DATA SHOWN section start
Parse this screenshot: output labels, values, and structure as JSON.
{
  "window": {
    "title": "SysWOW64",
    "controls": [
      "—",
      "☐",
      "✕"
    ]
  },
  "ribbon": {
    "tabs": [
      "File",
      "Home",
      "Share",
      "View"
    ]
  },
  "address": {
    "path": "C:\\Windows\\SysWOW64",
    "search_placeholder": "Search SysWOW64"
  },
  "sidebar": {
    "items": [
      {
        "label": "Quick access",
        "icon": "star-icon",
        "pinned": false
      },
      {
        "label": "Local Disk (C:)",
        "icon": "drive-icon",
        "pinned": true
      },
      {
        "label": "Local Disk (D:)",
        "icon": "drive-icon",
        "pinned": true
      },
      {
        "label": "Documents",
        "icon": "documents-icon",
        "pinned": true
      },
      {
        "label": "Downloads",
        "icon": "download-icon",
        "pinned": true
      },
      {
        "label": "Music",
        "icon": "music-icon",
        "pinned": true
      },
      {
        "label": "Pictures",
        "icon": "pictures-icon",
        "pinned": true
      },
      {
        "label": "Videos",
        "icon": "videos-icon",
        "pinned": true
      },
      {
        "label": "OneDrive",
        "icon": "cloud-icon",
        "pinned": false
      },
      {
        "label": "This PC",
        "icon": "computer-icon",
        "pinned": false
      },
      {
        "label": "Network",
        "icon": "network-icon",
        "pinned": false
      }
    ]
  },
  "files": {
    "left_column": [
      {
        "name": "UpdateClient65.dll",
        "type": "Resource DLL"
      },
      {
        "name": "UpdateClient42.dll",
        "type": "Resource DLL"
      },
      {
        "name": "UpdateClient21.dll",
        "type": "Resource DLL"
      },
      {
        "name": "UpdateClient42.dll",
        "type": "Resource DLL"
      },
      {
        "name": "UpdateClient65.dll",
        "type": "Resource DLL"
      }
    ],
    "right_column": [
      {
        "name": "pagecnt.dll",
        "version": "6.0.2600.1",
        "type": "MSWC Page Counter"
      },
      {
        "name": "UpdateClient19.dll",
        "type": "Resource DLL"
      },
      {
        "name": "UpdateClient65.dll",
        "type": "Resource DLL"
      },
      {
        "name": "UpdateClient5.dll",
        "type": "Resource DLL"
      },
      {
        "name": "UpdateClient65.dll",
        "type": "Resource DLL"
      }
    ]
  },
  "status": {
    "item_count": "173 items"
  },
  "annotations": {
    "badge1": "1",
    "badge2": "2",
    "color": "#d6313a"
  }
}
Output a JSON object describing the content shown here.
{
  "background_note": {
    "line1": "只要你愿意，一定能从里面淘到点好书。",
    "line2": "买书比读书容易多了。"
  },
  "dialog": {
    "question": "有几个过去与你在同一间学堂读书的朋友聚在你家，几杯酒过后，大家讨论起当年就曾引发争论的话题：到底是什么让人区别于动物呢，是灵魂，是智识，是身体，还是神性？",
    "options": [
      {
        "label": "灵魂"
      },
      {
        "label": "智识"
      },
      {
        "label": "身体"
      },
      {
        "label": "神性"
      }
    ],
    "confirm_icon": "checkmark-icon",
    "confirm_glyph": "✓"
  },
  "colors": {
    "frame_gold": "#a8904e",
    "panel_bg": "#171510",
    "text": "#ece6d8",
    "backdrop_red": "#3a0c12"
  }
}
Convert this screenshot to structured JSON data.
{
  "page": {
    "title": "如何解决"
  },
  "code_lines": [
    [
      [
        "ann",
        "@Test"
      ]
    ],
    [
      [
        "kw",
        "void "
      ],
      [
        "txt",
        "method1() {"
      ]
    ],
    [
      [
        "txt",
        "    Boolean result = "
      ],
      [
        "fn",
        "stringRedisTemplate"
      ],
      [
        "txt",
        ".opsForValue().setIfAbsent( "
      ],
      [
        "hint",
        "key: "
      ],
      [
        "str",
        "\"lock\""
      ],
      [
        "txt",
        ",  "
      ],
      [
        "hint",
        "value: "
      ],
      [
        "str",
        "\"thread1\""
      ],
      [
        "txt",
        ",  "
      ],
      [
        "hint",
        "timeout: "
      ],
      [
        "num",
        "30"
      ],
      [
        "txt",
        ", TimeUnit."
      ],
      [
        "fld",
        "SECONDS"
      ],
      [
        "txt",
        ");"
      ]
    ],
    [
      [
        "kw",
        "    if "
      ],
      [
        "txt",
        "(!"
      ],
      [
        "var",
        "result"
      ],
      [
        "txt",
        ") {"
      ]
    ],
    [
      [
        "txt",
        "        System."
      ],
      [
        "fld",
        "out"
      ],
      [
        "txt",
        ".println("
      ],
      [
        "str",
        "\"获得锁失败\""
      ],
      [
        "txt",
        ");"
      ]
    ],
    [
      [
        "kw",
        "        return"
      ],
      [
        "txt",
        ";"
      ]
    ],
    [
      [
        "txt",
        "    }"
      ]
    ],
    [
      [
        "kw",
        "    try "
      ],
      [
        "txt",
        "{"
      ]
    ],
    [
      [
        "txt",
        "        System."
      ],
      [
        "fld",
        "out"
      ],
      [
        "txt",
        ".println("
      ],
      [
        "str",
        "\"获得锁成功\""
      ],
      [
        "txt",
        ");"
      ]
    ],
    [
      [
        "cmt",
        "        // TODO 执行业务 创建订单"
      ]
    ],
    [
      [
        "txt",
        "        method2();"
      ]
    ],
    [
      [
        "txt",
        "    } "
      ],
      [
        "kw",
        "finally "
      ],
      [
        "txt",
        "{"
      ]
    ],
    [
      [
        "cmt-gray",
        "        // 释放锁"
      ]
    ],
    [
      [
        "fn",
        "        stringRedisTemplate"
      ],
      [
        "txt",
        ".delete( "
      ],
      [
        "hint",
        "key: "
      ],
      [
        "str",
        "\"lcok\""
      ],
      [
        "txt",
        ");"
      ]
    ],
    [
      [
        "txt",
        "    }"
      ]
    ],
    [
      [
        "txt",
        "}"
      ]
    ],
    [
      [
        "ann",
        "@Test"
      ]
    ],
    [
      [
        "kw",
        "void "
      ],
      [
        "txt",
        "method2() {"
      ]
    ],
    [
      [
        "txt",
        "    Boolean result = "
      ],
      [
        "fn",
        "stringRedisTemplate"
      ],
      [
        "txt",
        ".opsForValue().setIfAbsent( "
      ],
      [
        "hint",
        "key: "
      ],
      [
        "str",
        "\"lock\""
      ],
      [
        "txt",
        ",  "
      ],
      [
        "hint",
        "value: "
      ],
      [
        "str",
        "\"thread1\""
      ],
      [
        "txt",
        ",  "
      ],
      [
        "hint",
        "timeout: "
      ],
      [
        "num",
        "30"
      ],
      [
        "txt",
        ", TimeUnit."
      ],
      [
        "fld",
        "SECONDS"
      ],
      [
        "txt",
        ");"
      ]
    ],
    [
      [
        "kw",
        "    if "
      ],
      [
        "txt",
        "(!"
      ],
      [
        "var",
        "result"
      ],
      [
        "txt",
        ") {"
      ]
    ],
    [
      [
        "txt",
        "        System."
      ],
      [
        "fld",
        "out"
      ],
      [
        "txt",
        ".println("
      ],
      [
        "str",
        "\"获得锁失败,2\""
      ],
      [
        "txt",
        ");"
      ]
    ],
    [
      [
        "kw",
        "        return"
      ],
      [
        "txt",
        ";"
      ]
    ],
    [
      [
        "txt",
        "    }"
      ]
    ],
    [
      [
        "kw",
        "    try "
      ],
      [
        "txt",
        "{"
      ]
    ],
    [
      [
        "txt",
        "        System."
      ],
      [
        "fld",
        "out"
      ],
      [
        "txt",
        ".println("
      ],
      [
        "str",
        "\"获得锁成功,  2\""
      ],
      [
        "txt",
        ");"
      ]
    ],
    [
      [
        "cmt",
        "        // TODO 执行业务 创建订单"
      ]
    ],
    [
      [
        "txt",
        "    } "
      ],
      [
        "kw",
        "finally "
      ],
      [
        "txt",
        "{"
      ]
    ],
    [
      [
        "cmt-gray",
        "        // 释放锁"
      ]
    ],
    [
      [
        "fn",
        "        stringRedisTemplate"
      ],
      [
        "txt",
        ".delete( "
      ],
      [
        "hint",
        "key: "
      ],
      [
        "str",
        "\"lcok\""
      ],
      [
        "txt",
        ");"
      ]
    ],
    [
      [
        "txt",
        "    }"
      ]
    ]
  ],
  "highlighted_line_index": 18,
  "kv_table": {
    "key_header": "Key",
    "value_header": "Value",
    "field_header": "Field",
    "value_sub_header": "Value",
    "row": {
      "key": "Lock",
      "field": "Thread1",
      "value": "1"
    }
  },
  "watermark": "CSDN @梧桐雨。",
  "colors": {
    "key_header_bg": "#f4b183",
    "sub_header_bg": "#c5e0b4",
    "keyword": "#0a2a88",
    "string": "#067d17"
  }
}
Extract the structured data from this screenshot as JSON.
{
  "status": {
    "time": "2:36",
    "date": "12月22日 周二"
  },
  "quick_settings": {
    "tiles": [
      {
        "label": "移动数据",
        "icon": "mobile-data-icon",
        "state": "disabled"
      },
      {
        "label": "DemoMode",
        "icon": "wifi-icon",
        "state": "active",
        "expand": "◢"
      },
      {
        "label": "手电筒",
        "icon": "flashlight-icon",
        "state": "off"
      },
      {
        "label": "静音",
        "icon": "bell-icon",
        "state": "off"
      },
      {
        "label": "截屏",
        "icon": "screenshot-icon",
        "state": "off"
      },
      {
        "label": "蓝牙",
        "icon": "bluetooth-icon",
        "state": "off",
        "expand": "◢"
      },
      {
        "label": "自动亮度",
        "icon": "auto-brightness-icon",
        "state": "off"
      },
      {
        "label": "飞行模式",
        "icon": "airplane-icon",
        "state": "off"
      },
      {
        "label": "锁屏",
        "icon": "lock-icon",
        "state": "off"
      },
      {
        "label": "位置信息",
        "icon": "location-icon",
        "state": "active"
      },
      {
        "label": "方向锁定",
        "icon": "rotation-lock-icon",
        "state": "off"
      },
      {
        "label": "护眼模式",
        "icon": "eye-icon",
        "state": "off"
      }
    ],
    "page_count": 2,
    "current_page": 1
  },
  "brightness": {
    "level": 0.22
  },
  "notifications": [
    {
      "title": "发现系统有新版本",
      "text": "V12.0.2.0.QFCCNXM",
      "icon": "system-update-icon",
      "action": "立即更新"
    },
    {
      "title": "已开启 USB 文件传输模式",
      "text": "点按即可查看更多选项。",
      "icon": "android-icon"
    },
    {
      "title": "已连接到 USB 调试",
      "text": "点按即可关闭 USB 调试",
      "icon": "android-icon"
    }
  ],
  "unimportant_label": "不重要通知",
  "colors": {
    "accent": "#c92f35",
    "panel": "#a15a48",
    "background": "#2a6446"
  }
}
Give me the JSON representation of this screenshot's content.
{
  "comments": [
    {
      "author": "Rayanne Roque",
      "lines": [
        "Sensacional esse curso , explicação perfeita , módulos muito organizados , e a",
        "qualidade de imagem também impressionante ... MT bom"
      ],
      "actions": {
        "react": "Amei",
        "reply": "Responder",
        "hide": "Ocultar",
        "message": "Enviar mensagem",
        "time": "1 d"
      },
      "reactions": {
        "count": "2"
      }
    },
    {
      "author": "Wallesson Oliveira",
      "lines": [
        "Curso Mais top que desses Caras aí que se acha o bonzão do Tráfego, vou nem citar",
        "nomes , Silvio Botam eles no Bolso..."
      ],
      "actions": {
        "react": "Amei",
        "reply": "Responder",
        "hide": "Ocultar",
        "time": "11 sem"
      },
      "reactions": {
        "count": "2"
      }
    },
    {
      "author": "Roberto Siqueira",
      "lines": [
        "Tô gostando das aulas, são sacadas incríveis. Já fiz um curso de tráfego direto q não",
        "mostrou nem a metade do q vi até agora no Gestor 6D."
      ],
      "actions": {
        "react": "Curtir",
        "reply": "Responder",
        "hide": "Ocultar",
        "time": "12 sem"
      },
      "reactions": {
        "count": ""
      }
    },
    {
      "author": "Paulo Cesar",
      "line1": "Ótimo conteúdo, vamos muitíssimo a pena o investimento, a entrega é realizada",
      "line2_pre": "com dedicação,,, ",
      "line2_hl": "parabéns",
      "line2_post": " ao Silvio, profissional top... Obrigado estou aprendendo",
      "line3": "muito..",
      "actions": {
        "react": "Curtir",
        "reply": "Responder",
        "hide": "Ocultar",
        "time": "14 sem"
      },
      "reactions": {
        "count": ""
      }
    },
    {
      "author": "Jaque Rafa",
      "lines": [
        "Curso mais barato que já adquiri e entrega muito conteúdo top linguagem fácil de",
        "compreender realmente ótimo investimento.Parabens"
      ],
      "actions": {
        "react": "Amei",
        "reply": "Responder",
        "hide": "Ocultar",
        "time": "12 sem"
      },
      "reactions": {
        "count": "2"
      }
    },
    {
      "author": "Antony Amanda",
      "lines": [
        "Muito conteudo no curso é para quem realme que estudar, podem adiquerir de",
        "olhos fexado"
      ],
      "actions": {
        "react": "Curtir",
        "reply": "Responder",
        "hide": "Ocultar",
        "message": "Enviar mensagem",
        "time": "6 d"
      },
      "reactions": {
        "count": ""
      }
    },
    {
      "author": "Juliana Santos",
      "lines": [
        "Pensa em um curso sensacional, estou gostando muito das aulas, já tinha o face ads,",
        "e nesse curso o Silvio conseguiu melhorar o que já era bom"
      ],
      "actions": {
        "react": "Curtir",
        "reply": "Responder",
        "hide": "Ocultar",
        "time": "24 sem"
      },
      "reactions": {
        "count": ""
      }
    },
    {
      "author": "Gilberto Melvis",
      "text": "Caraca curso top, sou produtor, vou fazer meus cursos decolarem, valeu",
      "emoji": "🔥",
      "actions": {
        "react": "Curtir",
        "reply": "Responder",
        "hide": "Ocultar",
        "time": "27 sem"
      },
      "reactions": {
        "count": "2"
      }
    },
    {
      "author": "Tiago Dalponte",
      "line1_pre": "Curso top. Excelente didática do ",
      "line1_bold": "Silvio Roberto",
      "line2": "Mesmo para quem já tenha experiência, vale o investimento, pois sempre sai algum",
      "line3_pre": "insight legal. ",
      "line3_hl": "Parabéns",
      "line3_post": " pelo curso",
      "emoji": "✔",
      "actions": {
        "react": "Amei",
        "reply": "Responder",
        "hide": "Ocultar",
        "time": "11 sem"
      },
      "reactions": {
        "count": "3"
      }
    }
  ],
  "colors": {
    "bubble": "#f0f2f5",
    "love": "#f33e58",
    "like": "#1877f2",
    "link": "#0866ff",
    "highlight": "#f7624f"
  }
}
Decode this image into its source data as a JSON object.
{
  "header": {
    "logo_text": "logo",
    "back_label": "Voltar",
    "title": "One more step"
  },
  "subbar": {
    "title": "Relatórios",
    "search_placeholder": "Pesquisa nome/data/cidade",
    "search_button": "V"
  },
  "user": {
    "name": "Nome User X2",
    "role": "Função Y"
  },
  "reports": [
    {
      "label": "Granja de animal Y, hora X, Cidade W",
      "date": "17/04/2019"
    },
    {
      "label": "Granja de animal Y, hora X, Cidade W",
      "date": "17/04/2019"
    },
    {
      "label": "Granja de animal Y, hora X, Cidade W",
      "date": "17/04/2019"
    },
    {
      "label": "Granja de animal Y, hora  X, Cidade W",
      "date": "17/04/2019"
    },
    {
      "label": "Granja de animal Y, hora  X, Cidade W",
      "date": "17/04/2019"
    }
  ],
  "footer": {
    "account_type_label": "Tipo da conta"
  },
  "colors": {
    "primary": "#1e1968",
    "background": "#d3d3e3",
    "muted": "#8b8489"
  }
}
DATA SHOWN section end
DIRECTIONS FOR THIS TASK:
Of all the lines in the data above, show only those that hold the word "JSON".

ANSWER TO THE EXERCISE:
Parse this screenshot: output labels, values, and structure as JSON.
Output a JSON object describing the content shown here.
Convert this screenshot to structured JSON data.
Extract the structured data from this screenshot as JSON.
Give me the JSON representation of this screenshot's content.
Decode this image into its source data as a JSON object.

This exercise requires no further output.